Why re-invent your own banking information system if DBIS can do the job without the hassle

DBIS, Capitalization of Ideas and Best Practices

Aebis DBIS (Disegno Banking Information System) Software proposes a general architecture covering all banking information systems functions (production, management, exchanges);
DBIS is the result of capitalization of ideas and best practices taken from real-life operational systems. Banking teams use DBIS as reference material, which supplies ready answers to many of their questions. Its use helps the banks' IT teams supplement their knowledge of organization and the evolution of their own banking information system.


DBIS design was initially guided by our working method which achieves standardization by the definition of reusable functional components. We have anticipated in our design future changes in the banking sector, thus ensuring the system's long-term viability. Thanks to its designers' clear understanding of the potential repercussions, DBIS provides a solid functional basic structure from which to begin the development process.
  • As a frame of reference, it is used to better plan and manage the evolution of the information system.
  • It facilitates the choice of software packages by enabling the evaluation of advantages, disadvantages and constraints of the integration of new software.
  • It integrates new banking needs like tariffs, definition of the banking customer, or management of decision-making.
  • It innovates by proposing solutions to new problems, such as Internet or multi-channel sales.
  • It provides a better evaluation of the costs, efforts, and schedule, as well as a precise overview before defining functional requirements.
  • DBIS provides, in the design phase, a methodological support based on modern methods and languages such as Object Oriented design or UML, but without deprecating existing methodological assets.

The DBIS Approach

DBIS usefulness is due to its ability to be "read" at different levels and thus meeting the needs of various users. The Visual level allows for a first-level reading of the Bank. DBIS looks like a summary table - main titles, chapters, paragraphs, …-
At each level, the reader will refine his knowledge of the Bank and the relations between its various businesses. DBIS meets the needs of people such as bank executives by allowing them to easily get an overall picture of the general context in which they have to make decisions. It also responds to more general needs for training.

The Semantic level

A combination of code, wording and definition is associated with each image in order to clarify its semantic meaning. At this level, informed users will wish to establish a solid outline on which to base upstream processes of the information system design. They will ideally associate images and text with better solutions when analyzing an opportunity, writing general functional specifications or requirements.

The Data Design level

At this reading level, it becomes possible to build detailed specifications using data blocks and their cross-references as a starting point. The images are analyzed in relation to their links, the functionalities they illustrate, and they are, with their associated text or coding, the real basis for the design work.

At this level, data table structure, processing rules, reusable functional services are optional items which could be taken out of DBIS for reuse elsewhere.

DBIS is versatile when being used, at various levels of a bank's organization and meets a wide range of requirements.

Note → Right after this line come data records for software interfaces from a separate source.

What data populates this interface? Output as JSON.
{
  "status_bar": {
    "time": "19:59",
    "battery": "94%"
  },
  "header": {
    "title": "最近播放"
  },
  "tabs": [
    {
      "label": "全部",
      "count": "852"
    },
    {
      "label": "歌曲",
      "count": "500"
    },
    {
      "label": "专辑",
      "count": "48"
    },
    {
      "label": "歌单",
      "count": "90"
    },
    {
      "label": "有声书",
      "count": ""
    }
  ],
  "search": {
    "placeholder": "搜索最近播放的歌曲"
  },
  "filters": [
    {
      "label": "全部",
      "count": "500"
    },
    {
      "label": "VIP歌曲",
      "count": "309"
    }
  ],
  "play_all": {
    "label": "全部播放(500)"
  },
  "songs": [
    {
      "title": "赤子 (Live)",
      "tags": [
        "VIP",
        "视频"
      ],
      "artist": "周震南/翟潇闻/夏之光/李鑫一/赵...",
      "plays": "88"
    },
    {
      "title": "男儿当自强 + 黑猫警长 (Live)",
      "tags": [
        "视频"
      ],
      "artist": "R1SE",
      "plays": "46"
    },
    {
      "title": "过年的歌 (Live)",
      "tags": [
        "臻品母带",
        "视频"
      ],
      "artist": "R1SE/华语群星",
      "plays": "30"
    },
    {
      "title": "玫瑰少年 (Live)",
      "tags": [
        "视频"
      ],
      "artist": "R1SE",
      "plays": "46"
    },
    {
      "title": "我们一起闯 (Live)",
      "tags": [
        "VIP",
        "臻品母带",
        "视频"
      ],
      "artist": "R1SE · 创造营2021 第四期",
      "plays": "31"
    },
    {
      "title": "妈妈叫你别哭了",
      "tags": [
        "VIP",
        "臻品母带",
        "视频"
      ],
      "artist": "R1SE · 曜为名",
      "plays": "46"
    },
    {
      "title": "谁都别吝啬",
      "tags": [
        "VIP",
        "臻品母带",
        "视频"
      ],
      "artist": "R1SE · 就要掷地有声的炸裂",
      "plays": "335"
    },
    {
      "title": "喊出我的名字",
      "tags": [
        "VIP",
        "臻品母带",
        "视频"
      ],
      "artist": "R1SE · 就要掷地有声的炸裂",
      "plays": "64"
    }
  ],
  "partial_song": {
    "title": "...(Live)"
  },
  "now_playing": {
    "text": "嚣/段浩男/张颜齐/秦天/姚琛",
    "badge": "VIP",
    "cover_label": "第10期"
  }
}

DBIS covers the entire banking information system through:
  • A generic OO model, built on 27 autonomous business objects;
  • Detailed OO models, with more than 400 elementary classes;
  • More than 100 use cases and 700 basic functionalities;
  • Cross-references between elementary classes and the functionalities which use them.
  • A dictionary with more than 2,500 attributes, indexed by elementary class;
  • More than 1,200 reusable functional services, for accessing and processing data;
  • Cross-references between the services and functions or services using them;
  • Service interfaces, in term of input/output items;
  • The clear definition of banking rules associated with the services.
Using DBIS, any bank is able to:
  • Quickly formalize the target it is interested in,
  • Identify the stable processes, meaning those most closely linked to data;
  • Optimize the capacity of functional re-usability, at every level, from general to detailed design.

Software Aebis DBIS is available through the Internet (members entrance)